Tonight, at Washington's stately Mayflower Hotel, just a few blocks from Sunlight's offices, family and former aides to the late President Richard Nixon will gather to celebrate the 100th anniversary of his birth in Yorba Linda, Calif. Who knew that it would also be an occasion for campaign finance reform nostalgia?
It was actually Nixon who, in 1971, signed into law the Federal Election Campaign Act, limiting the amount of money that could be donated to congressional and presidential campaigns and requiring that those donations be reported. And he was also responsible for the strengthening of that law: The Watergate scandal that drove the nation's 37th president to resign on Aug. 9, 1974, in the middle of his second term, also prompted Congress to pass more regulations on campaign contributions and to create the Federal Election Commission.

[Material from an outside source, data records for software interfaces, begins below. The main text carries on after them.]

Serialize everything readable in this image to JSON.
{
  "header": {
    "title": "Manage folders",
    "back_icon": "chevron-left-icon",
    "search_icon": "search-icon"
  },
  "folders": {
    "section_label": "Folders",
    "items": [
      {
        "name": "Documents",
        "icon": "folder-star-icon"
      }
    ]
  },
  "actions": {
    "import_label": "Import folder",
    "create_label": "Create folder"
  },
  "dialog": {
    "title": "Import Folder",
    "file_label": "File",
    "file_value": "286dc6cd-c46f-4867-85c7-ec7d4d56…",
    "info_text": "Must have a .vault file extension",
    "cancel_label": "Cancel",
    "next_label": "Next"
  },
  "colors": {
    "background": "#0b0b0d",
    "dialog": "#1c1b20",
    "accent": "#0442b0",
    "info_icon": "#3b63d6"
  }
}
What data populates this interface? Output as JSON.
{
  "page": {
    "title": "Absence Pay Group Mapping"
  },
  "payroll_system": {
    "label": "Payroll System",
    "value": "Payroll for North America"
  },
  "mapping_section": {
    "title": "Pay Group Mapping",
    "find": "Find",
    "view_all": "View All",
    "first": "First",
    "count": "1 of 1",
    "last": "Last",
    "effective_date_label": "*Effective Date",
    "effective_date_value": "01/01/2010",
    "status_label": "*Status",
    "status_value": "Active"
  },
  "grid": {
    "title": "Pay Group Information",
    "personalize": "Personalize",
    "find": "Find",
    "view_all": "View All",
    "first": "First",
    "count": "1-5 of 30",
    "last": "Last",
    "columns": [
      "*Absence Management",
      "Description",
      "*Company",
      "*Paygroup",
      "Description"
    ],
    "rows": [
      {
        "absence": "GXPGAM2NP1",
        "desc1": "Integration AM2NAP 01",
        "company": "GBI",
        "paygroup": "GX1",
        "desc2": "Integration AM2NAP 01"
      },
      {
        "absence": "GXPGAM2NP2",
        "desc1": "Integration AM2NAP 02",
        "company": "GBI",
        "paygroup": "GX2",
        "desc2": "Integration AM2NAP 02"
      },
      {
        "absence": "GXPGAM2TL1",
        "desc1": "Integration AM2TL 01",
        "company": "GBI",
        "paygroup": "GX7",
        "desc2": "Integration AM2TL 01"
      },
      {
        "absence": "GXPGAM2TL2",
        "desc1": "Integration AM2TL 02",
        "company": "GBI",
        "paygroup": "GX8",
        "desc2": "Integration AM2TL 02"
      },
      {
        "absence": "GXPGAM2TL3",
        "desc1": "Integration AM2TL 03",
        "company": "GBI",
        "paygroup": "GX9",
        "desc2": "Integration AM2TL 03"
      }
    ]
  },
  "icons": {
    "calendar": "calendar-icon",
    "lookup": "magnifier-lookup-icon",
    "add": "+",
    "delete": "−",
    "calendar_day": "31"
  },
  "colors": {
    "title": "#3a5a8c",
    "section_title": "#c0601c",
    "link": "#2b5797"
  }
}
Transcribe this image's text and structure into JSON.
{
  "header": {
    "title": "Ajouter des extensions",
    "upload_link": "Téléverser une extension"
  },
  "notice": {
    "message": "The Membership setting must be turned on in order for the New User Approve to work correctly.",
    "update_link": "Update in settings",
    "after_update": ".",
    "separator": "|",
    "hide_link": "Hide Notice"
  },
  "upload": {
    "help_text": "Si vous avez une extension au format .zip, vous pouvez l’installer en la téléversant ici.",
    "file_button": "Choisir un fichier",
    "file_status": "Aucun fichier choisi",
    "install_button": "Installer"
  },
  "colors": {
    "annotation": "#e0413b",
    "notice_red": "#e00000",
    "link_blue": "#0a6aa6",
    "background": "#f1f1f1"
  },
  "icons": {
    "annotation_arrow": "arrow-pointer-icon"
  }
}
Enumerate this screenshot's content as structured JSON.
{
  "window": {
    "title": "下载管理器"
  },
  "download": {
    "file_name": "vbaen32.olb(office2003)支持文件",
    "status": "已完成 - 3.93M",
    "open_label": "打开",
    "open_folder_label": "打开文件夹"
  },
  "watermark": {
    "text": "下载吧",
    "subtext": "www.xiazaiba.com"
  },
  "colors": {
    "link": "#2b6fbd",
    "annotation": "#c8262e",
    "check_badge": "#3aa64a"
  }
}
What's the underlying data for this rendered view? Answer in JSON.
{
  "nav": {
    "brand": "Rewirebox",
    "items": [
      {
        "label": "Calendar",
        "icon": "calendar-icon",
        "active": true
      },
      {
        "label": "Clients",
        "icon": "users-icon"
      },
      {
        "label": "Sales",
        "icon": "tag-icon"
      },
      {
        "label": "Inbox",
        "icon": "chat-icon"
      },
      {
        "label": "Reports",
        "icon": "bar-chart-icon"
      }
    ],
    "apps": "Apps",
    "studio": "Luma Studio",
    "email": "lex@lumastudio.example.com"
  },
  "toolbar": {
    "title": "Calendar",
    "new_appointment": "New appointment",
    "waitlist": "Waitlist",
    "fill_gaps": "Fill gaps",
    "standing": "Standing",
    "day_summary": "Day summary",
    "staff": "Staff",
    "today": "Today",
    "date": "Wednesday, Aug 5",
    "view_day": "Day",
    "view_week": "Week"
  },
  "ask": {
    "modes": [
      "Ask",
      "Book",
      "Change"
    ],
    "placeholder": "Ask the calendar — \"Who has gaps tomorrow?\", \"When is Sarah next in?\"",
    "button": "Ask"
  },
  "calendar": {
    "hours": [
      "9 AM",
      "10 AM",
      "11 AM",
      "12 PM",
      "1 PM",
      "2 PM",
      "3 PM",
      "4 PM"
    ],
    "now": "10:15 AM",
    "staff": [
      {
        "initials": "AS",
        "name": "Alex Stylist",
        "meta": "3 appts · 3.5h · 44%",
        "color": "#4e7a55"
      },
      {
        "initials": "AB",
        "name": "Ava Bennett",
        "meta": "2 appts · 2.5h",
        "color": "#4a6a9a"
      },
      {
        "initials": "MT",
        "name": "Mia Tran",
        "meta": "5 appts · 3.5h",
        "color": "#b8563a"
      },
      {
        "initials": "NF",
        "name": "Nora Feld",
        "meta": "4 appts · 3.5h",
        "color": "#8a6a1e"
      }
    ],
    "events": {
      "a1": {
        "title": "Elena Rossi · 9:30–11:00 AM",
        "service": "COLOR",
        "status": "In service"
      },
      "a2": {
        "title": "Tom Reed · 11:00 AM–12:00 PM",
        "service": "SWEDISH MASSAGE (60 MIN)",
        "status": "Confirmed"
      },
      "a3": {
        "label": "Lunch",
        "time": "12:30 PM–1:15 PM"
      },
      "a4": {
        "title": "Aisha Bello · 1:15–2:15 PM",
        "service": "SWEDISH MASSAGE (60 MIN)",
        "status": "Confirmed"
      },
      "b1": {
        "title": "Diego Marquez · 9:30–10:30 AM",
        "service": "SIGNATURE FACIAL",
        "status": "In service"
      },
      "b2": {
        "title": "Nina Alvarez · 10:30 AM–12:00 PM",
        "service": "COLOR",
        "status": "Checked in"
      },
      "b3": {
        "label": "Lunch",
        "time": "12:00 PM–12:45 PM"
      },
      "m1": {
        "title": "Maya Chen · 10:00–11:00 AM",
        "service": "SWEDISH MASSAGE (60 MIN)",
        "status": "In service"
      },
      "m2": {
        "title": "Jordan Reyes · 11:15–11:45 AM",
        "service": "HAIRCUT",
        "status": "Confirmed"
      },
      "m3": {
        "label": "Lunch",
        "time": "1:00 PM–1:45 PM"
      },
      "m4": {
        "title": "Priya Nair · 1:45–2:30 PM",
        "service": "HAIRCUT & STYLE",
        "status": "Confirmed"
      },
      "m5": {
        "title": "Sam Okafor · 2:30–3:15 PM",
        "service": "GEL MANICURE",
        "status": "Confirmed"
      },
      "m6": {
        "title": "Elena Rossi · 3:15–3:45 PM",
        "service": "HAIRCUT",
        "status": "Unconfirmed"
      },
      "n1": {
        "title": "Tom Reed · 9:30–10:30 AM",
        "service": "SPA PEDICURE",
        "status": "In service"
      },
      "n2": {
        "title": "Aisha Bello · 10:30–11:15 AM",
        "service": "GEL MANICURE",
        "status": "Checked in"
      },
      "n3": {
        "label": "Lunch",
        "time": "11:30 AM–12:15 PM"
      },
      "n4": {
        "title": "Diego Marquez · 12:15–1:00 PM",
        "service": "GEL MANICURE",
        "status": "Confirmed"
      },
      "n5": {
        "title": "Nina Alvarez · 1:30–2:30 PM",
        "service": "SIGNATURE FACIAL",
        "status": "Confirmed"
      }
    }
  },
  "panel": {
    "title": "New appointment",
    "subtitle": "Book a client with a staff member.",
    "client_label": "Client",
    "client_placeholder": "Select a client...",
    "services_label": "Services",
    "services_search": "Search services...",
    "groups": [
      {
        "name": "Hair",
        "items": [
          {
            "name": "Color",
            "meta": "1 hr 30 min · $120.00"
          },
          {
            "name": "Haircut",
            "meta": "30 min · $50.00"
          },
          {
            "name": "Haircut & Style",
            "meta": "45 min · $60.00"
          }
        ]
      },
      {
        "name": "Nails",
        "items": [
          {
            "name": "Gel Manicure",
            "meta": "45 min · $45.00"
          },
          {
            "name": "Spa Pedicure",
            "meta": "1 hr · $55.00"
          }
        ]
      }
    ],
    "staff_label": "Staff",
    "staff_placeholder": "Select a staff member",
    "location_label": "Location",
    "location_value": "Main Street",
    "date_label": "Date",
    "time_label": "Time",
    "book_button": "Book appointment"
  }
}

Among the catalysts for the 1974 revisions to FECA was the revelation that Robert Vesco, a flamboyantly corrupt financier seeking to quash a Securities and Exchange Commission investigation, had delivered a suitcase full of $250,000 in cash to Maurice Stans, Nixon's campaign finance chairman. About $70,000 went to pay the Watergate burglars.
How quaint those numbers seem after an election in which 156 individuals or entities gave at least $1 million apiece to their favorite candidates and causes and one couple alone was responsible for $92 million in donations. All told, Sunlight's Follow the Unlimited Money tracker found, outside interests pumped $1.4 billion into the 2012 election cycle. More than $300 million came from groups that will never have to report their donors because of their tax-exempt status.
And it's all perfectly legal. Sunlight has elsewhere documented how lawmakers, lawyers and judges have spent much of the nearly four decades since the Watergate scandal chipping away at the campaign finance law. And we've provided a handy timeline to illustrate how much the political giving landscape has changed since the Supreme Court's 2010 ruling in Citizens United opened the door for unlimited contributions by corporate entities.
"There will be scandals," Sen. John McCain, R-Ariz., one of the authors of the campaign finance reform law that the Supreme Court's Citizens United ruling undercut, told PBS in an interview last year. "There is too much money washing around political campaigns today."
So as we celebrate Nixon's 100th, let's ponder: Who will be the next politician we have to thank for campaign finance reform?
(Video credit: C-SPAN)